Peripheral neuropathy occurs when nerves connecting to the peripheral nervous system are damaged or destroyed. This causes weakness, sensory changes, and other issues with the limbs -- usually feet, legs, toes, hands, and fingers. Sometimes, the disorder causes pain, numbness, cramps, or spasms. Peripheral neuropathy may be caused by poor circulation, injury, and disease. Diabetes Melitis is one major cause of peripheral neuropathy.
Conventional and Alternative Therapies
Conventional methods to address peripheral neuropathy can include treating the cause of nerve damage cases of injury, controlling blood sugar in diabetics and changing diets or medication. Alternative therapies, such as yoga, are recognized by many major medical institutions and hospitals, including Duke Integrative Medicine, as additional methods of treatment. Exercise and alternative therapies are supplements to conventional methods in treating pain caused peripheral neuropathy, notes the National Institutes of Health. Many of these methods, including yoga, have been shown to improve circulation, which may halt or reverse damage done to the peripheral nervous system. There are a number of different yoga exercises for increasing circulation.

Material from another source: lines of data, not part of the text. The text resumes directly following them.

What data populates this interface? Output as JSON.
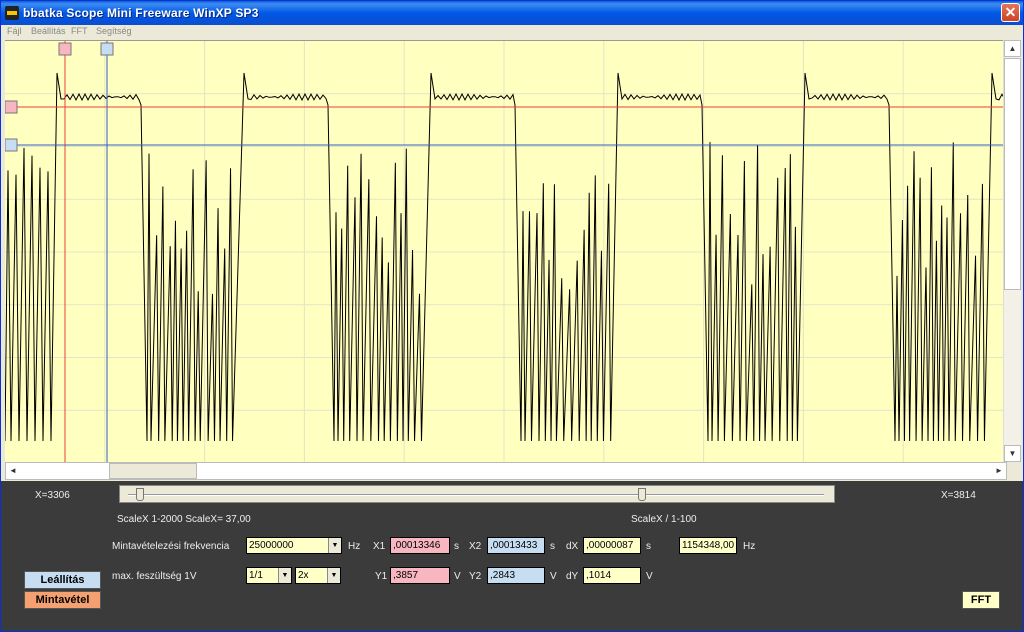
{
  "window": {
    "title": "bbatka Scope Mini Freeware WinXP SP3",
    "close_glyph": "✕"
  },
  "menu": {
    "items": [
      "Fájl",
      "Beállítás",
      "FFT",
      "Segítség"
    ]
  },
  "scope": {
    "background": "#ffffbf",
    "trace_color": "#000000",
    "cursor1_color": "#e84040",
    "cursor2_color": "#3060c8",
    "grid_color": "#e4e4c8"
  },
  "range": {
    "x_start": "X=3306",
    "x_end": "X=3814",
    "scale_left": "ScaleX 1-2000   ScaleX= 37,00",
    "scale_right": "ScaleX / 1-100"
  },
  "controls": {
    "sample_label": "Mintavételezési frekvencia",
    "sample_value": "25000000",
    "sample_unit": "Hz",
    "voltage_label": "max. feszültség 1V",
    "ratio_value": "1/1",
    "gain_value": "2x",
    "x1_label": "X1",
    "x1_value": ",00013346",
    "x1_unit": "s",
    "x2_label": "X2",
    "x2_value": ",00013433",
    "x2_unit": "s",
    "dx_label": "dX",
    "dx_value": ",00000087",
    "dx_unit": "s",
    "freq_value": "1154348,00",
    "freq_unit": "Hz",
    "y1_label": "Y1",
    "y1_value": ",3857",
    "y1_unit": "V",
    "y2_label": "Y2",
    "y2_value": ",2843",
    "y2_unit": "V",
    "dy_label": "dY",
    "dy_value": ",1014",
    "dy_unit": "V"
  },
  "buttons": {
    "stop": "Leállítás",
    "sample": "Mintavétel",
    "fft": "FFT"
  }
}
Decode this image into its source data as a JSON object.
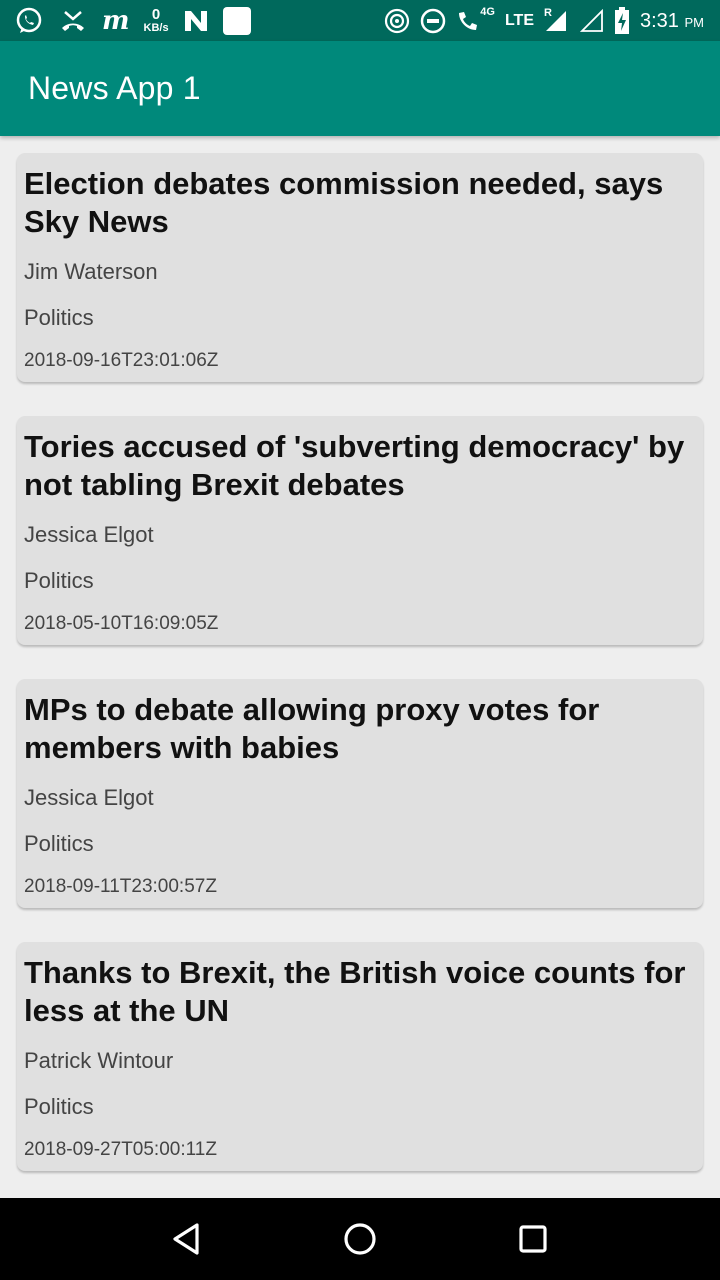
{
  "status_bar": {
    "speed_value": "0",
    "speed_unit": "KB/s",
    "network": "4G",
    "lte": "LTE",
    "roaming": "R",
    "time": "3:31",
    "ampm": "PM"
  },
  "app_bar": {
    "title": "News App 1"
  },
  "articles": [
    {
      "title": "Election debates commission needed, says Sky News",
      "author": "Jim Waterson",
      "section": "Politics",
      "date": "2018-09-16T23:01:06Z"
    },
    {
      "title": "Tories accused of 'subverting democracy' by not tabling Brexit debates",
      "author": "Jessica Elgot",
      "section": "Politics",
      "date": "2018-05-10T16:09:05Z"
    },
    {
      "title": "MPs to debate allowing proxy votes for members with babies",
      "author": "Jessica Elgot",
      "section": "Politics",
      "date": "2018-09-11T23:00:57Z"
    },
    {
      "title": "Thanks to Brexit, the British voice counts for less at the UN",
      "author": "Patrick Wintour",
      "section": "Politics",
      "date": "2018-09-27T05:00:11Z"
    }
  ],
  "icons": {
    "status_left": [
      "whatsapp-icon",
      "missed-call-icon",
      "m-app-icon",
      "network-speed-icon",
      "n-app-icon",
      "white-square-icon"
    ],
    "status_right": [
      "hotspot-icon",
      "do-not-disturb-icon",
      "wifi-calling-icon",
      "signal-icon",
      "signal-empty-icon",
      "battery-charging-icon"
    ],
    "nav": [
      "back-icon",
      "home-icon",
      "recents-icon"
    ]
  },
  "colors": {
    "status_bar": "#00695c",
    "app_bar": "#00897b",
    "card_background": "#e0e0e0",
    "page_background": "#eeeeee"
  }
}
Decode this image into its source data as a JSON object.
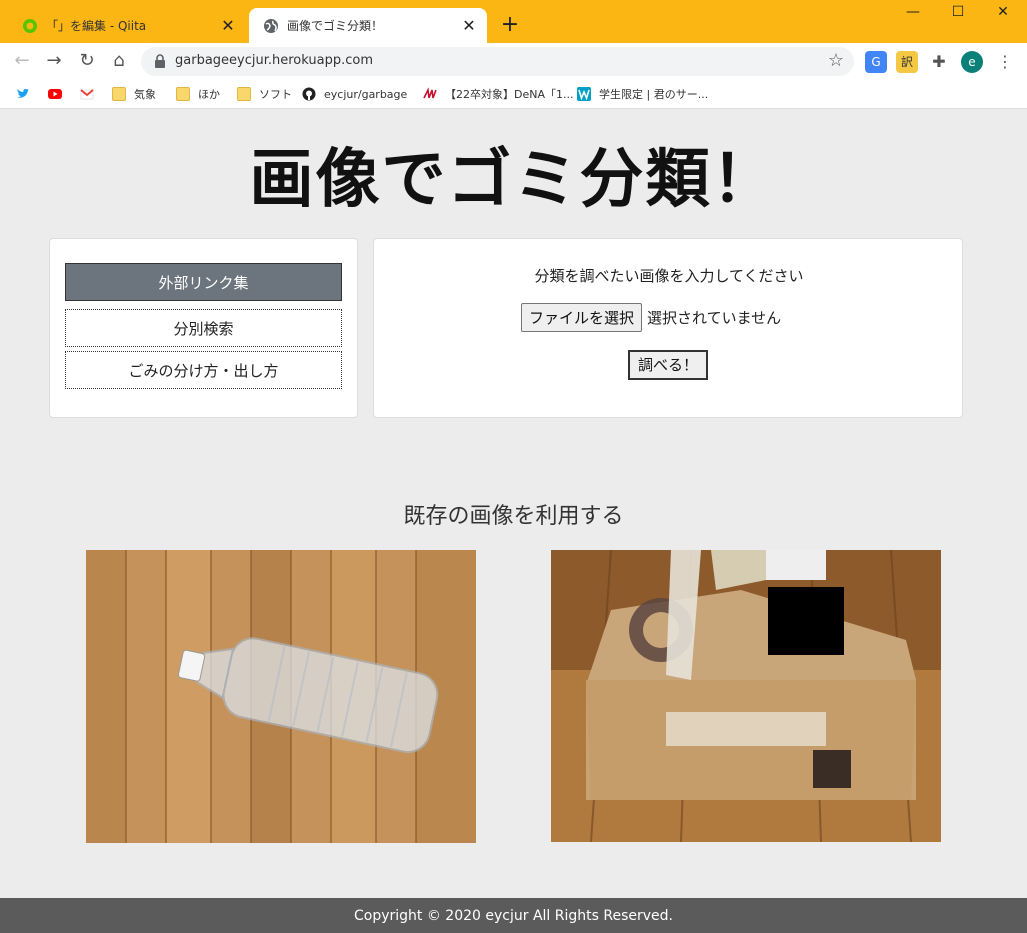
{
  "browser": {
    "tabs": [
      {
        "title": "「」を編集 - Qiita",
        "active": false
      },
      {
        "title": "画像でゴミ分類！",
        "active": true
      }
    ],
    "new_tab": "+",
    "url": "garbageeycjur.herokuapp.com",
    "extensions": {
      "translate_label": "訳",
      "profile_initial": "e"
    },
    "window_controls": {
      "minimize": "—",
      "maximize": "☐",
      "close": "✕"
    },
    "bookmarks": [
      {
        "label": "",
        "icon": "twitter-icon"
      },
      {
        "label": "",
        "icon": "youtube-icon"
      },
      {
        "label": "",
        "icon": "gmail-icon"
      },
      {
        "label": "気象",
        "icon": "folder-icon"
      },
      {
        "label": "ほか",
        "icon": "folder-icon"
      },
      {
        "label": "ソフト",
        "icon": "folder-icon"
      },
      {
        "label": "eycjur/garbage",
        "icon": "github-icon"
      },
      {
        "label": "【22卒対象】DeNA「1...",
        "icon": "dena-icon"
      },
      {
        "label": "学生限定 | 君のサー...",
        "icon": "w-icon"
      }
    ]
  },
  "page": {
    "title": "画像でゴミ分類！",
    "menu": [
      {
        "label": "外部リンク集",
        "style": "primary"
      },
      {
        "label": "分別検索",
        "style": "outline"
      },
      {
        "label": "ごみの分け方・出し方",
        "style": "outline"
      }
    ],
    "upload": {
      "prompt": "分類を調べたい画像を入力してください",
      "file_button": "ファイルを選択",
      "file_status": "選択されていません",
      "submit": "調べる！"
    },
    "samples": {
      "title": "既存の画像を利用する"
    },
    "footer": "Copyright © 2020 eycjur All Rights Reserved."
  },
  "colors": {
    "chrome_accent": "#fbb614",
    "primary_button": "#6c757d",
    "footer": "#5b5b5b",
    "page_bg": "#ececec"
  }
}
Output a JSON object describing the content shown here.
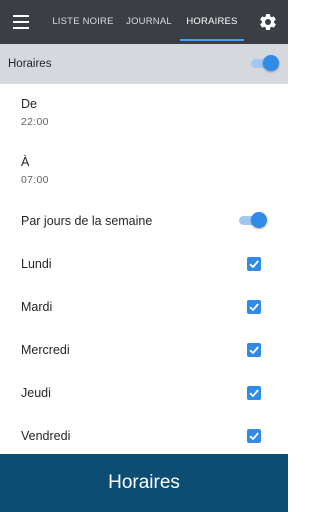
{
  "header": {
    "tabs": [
      {
        "label": "LISTE NOIRE"
      },
      {
        "label": "JOURNAL"
      },
      {
        "label": "HORAIRES",
        "active": true
      }
    ],
    "menu_icon": "hamburger-menu-icon",
    "settings_icon": "gear-icon"
  },
  "section": {
    "label": "Horaires",
    "toggle_on": true
  },
  "from": {
    "label": "De",
    "time": "22:00"
  },
  "to": {
    "label": "À",
    "time": "07:00"
  },
  "by_weekday": {
    "label": "Par jours de la semaine",
    "toggle_on": true
  },
  "days": [
    {
      "label": "Lundi",
      "checked": true
    },
    {
      "label": "Mardi",
      "checked": true
    },
    {
      "label": "Mercredi",
      "checked": true
    },
    {
      "label": "Jeudi",
      "checked": true
    },
    {
      "label": "Vendredi",
      "checked": true
    }
  ],
  "footer": {
    "title": "Horaires"
  },
  "colors": {
    "topbar": "#3b3e44",
    "accent": "#2f8ae8",
    "section_bg": "#d5d8dc",
    "footer_bg": "#0d4d73"
  }
}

Pawanmuktasana, or knees to chest, is a pose where you lie with your knees to your chest. Lie flat on the floor on your back and bring your left knee up to your chest and, with the knee bent, grasp your shin and hold it with your arms. Bring your head toward your knee. Hold for 10 to 30 seconds, then switch sides. Repeat as needed, up to four times.
Inversions in yoga are poses where your body is inverted: during a headstand, downward facing dog, or adho mukha svanasana, and forward bends. This inverted posture helps to increase circulation, soothe the central nervous system, and may help ease the symptoms of peripheral neuropathy. Perform an inverted movement and hold for 15 to 20 seconds. Repeat up to four times.
Sit cross-legged on the floor with bare feet and weave the fingers of your left hand through the toes on your right foot. Spread your fingers apart, forcing the toes to spread. Hold for 15 to 20 seconds and then switch sides. This exercises helps to improve circulation and may ease symptoms of peripheral neuropathy. Work each side three to four times.
Not everyone is capable of performing inverted movements. People with high blood pressure should avoid inverted positions due to the danger of increased blood pressure. There are altered movements that may prevent a rise in increased blood pressure; speak to a yoga professional before attempting. Do not start a yoga program without first consulting your doctor. Make sure you perform the movements properly in order to avoid injury.
- National Institute of Neurological Disorders and Stroke: Peripheral Neuropathy Fact Sheet
- The Science and Philosophy of Teaching Yoga and Yoga Therapy; Jacqueline Koay and Theodora Barenholtz.
- The New Yoga for Healthy Aging: Living Longer, Living Stronger and Loving Every Day; Suza Francina.
- National Institutes of Health: Medline Plus: Peripheral neuropathy
- Duke Integrative Medicine: Movement and Fitness: Yoga Therapy